Network Cultures Links – November

Facebook continues to anger its users. Last week timelines flooded with people claiming their copyright over their profile with a single status update – as if they never agreed to Facebook policy. (Half a day later the other half of the timeline flooded with Batman cartoons punching the silly copyright-believers in the face. Both were probably equally annoying in their uniformity of response.)

About a month ago Dangerous Minds already claimed in a very good read: Facebook I Want My Friends Back!
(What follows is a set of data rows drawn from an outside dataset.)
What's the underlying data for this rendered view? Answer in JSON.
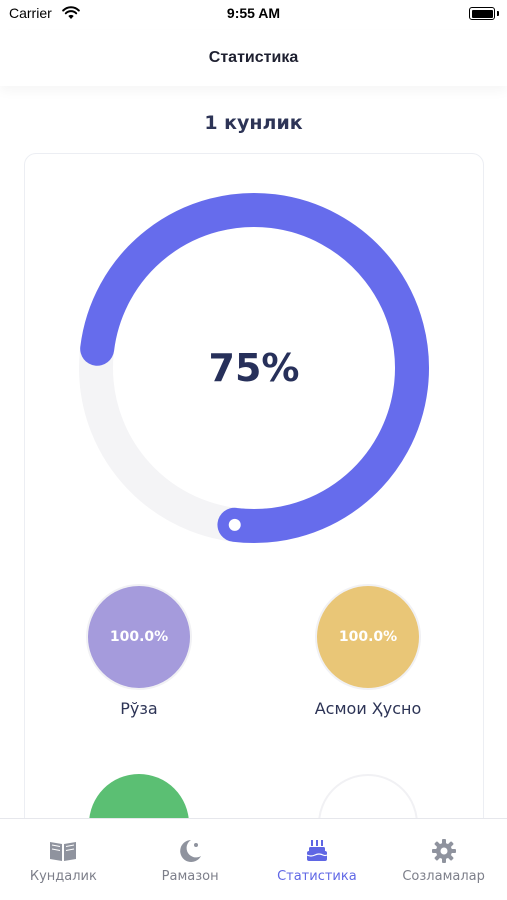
{
  "status_bar": {
    "carrier": "Carrier",
    "time": "9:55 AM"
  },
  "header": {
    "title": "Статистика"
  },
  "period": {
    "title": "1 кунлик"
  },
  "progress": {
    "value_label": "75%",
    "fraction": 0.75,
    "color": "#666cec",
    "track_color": "#f4f4f6"
  },
  "stats": [
    {
      "value": "100.0%",
      "label": "Рўза",
      "color": "#a59bdc"
    },
    {
      "value": "100.0%",
      "label": "Асмои Ҳусно",
      "color": "#e9c677"
    }
  ],
  "partial_row": [
    {
      "color": "#5bbf73"
    },
    {
      "color": "#ffffff"
    }
  ],
  "tabs": [
    {
      "label": "Кундалик",
      "icon": "book-icon",
      "active": false
    },
    {
      "label": "Рамазон",
      "icon": "moon-icon",
      "active": false
    },
    {
      "label": "Статистика",
      "icon": "cake-icon",
      "active": true
    },
    {
      "label": "Созламалар",
      "icon": "gear-icon",
      "active": false
    }
  ],
  "colors": {
    "accent": "#666cec",
    "text_dark": "#2d3456",
    "inactive": "#7d7f8a"
  }
}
You could also try and take Facebook to court. Facebook privacy targeted by Austrian law student, but ‘to carry on his war against Facebook, Max Schrems figures he needs at least 200,000 euros’.
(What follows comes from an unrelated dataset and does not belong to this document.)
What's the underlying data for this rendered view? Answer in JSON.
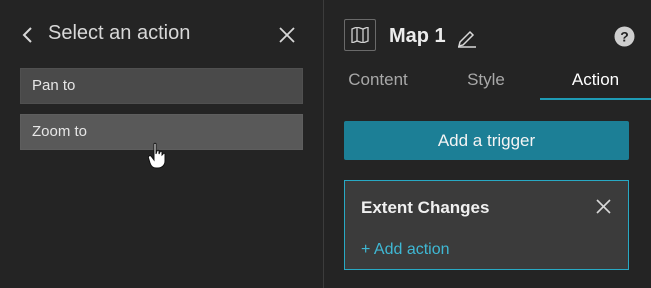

On the other hand, are we overestimating Facebook’s and Twitter’s importance? Dark Social: We Have the Whole History of the Web Wrong. Alexis Madrigal claims most sharing is done via dark social means like email, not ‘social media’.
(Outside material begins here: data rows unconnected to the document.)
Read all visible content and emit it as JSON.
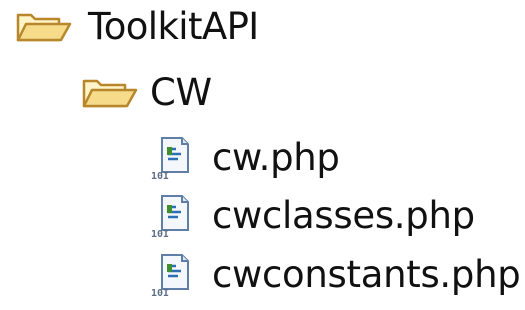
{
  "tree": {
    "root": {
      "label": "ToolkitAPI",
      "icon": "folder-open-icon",
      "child": {
        "label": "CW",
        "icon": "folder-open-icon",
        "files": [
          {
            "label": "cw.php",
            "icon": "php-file-icon"
          },
          {
            "label": "cwclasses.php",
            "icon": "php-file-icon"
          },
          {
            "label": "cwconstants.php",
            "icon": "php-file-icon"
          }
        ]
      }
    }
  },
  "colors": {
    "folder_fill": "#f6dc8a",
    "folder_stroke": "#b8862b",
    "file_fill": "#f4f8fc",
    "file_stroke": "#5f7fa8",
    "file_accent": "#3f8e2f"
  }
}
The Berliner Gazette held the conference Digital Backyards and put a lot of documentation online as a result: What are (European) alternatives to Google and Facebook?

Mark Cuban on the Huffingpost Post: What I Really Think About Facebook. ‘At the core of the issues I have with Facebook is how it thinks about itself.’

Fears for civil liberties as Apple patents technology that could remotely disable protesters’ smartphones. ‘Civil liberties campaigners fear it could be misused by the authorities to silence ‘awkward citizens’.’

Could it be imaginable, let alone a reality? And apart from completion, does Wikipedia show the quality we desire? Surmounting the Insurmountable: Wikipedia Is Nearing Completion, in a Sense

Wikipedia vs. Bitcoin: The Full Faith and Credit of Wikipedia

Check out the blog Culture Digitally, with for example a post on The Materiality of Algorithms and The Relevance of Algorithms

Media and expression: theses in tweetform. Nicholas Carr expresses his views in 20 tweets

‘Computers are getting invisible. They shrink and hide. They lurk under
the skin and dissolve in the cloud.’ Read the essay Invisible and Very Busy by Olia Lialina about users here.

Another long read, already old in the online age, but still woth mentioning: Inside the Mansion – and Mind – of Kim Dotcom, the Most Wanted Man on the Net